The stone itself is unlike any other in the cemetery. The shape seems representative of a bed, which is a common theme in gravestone art. However this bed seems more ornate and literally shaped like a bed. Other gravestones that represent beds are not as obvious as this stone. Aside from the shape, the large inscription of “MOTHER” is unique as well. This inscription can be interpreted in many ways. Firstly, the deceased woman was most likely a mother who were close with her children. The inscription may be highlighting her main role as mother for her family. A more religious approach allows us to make sense of the catholicism in this stone. The deceased’s name, in addition to the “MOTHER” inscription, suggests that Mary mother of Jesus Christ is highly valued in the woman’s family.
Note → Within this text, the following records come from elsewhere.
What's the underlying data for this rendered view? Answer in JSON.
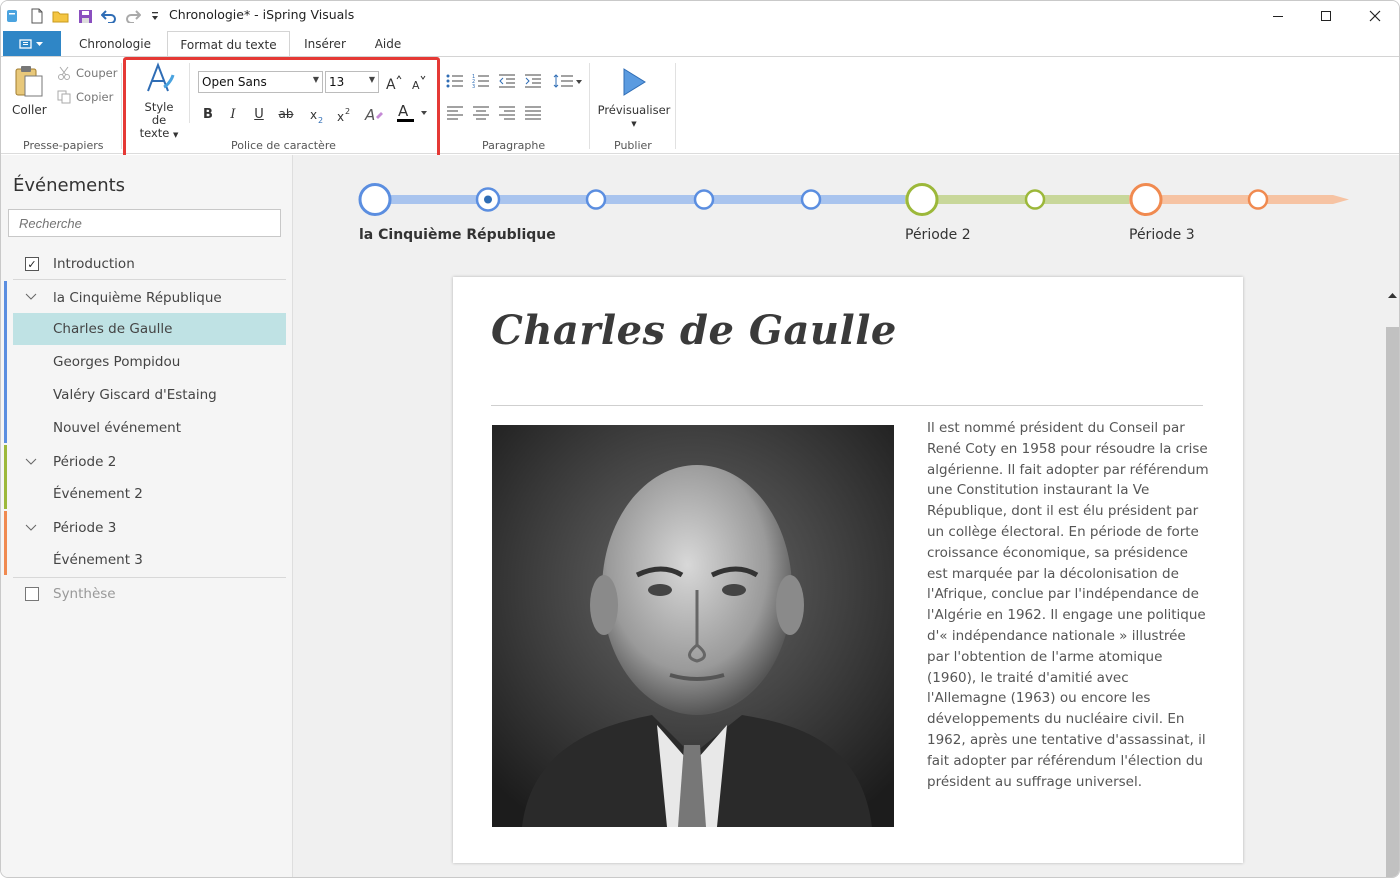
{
  "window": {
    "title": "Chronologie* - iSpring Visuals",
    "minimize_icon": "minimize-icon",
    "maximize_icon": "maximize-icon",
    "close_icon": "close-icon"
  },
  "ribbon_tabs": [
    "Chronologie",
    "Format du texte",
    "Insérer",
    "Aide"
  ],
  "active_tab": "Format du texte",
  "clipboard": {
    "paste": "Coller",
    "cut": "Couper",
    "copy": "Copier",
    "group_label": "Presse-papiers"
  },
  "font_group": {
    "style_label_1": "Style de",
    "style_label_2": "texte",
    "font_name": "Open Sans",
    "font_size": "13",
    "bold": "B",
    "italic": "I",
    "underline": "U",
    "strike": "ab",
    "group_label": "Police de caractère",
    "font_color": "#000000"
  },
  "paragraph_group": {
    "group_label": "Paragraphe"
  },
  "publish_group": {
    "preview": "Prévisualiser",
    "group_label": "Publier"
  },
  "sidebar": {
    "title": "Événements",
    "search_placeholder": "Recherche",
    "items": [
      {
        "label": "Introduction",
        "type": "check",
        "checked": true
      },
      {
        "label": "la Cinquième République",
        "type": "group"
      },
      {
        "label": "Charles de Gaulle",
        "type": "child",
        "selected": true
      },
      {
        "label": "Georges Pompidou",
        "type": "child"
      },
      {
        "label": "Valéry Giscard d'Estaing",
        "type": "child"
      },
      {
        "label": "Nouvel événement",
        "type": "child"
      },
      {
        "label": "Période 2",
        "type": "group"
      },
      {
        "label": "Événement 2",
        "type": "child"
      },
      {
        "label": "Période 3",
        "type": "group"
      },
      {
        "label": "Événement 3",
        "type": "child"
      },
      {
        "label": "Synthèse",
        "type": "check",
        "checked": false
      }
    ]
  },
  "timeline": {
    "labels": [
      "la Cinquième République",
      "Période 2",
      "Période 3"
    ],
    "colors": {
      "period1": "#5b8ee0",
      "period1_line": "#a9c4ee",
      "period2": "#9cb83a",
      "period2_line": "#c8d79a",
      "period3": "#f08a50",
      "period3_line": "#f6c3a3"
    }
  },
  "card": {
    "title": "Charles de Gaulle",
    "body": "Il est nommé président du Conseil par René Coty en 1958 pour résoudre la crise algérienne. Il fait adopter par référendum une Constitution instaurant la Ve République, dont il est élu président par un collège électoral. En période de forte croissance économique, sa présidence est marquée par la décolonisation de l'Afrique, conclue par l'indépendance de l'Algérie en 1962. Il engage une politique d'« indépendance nationale » illustrée par l'obtention de l'arme atomique (1960), le traité d'amitié avec l'Allemagne (1963) ou encore les développements du nucléaire civil. En 1962, après une tentative d'assassinat, il fait adopter par référendum l'élection du président au suffrage universel."
  }
}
Catholicism is known for representing Mary as a nearly divine figure because she was blessed by God to bring Jesus Christ into the world.

Despite the piety present in this graveyard, many of the stones do not contain overt religious symbols. The religious presence is contained within the inscriptions.  However, this stone contains a very large cross on it which seems consistent with catholic ideals. Catholics are proud of their faith and show their faith through outward measures (i.e. kneeling, communion, etc.). It is clear that this woman wanted to be remembered for her devotion to Christ.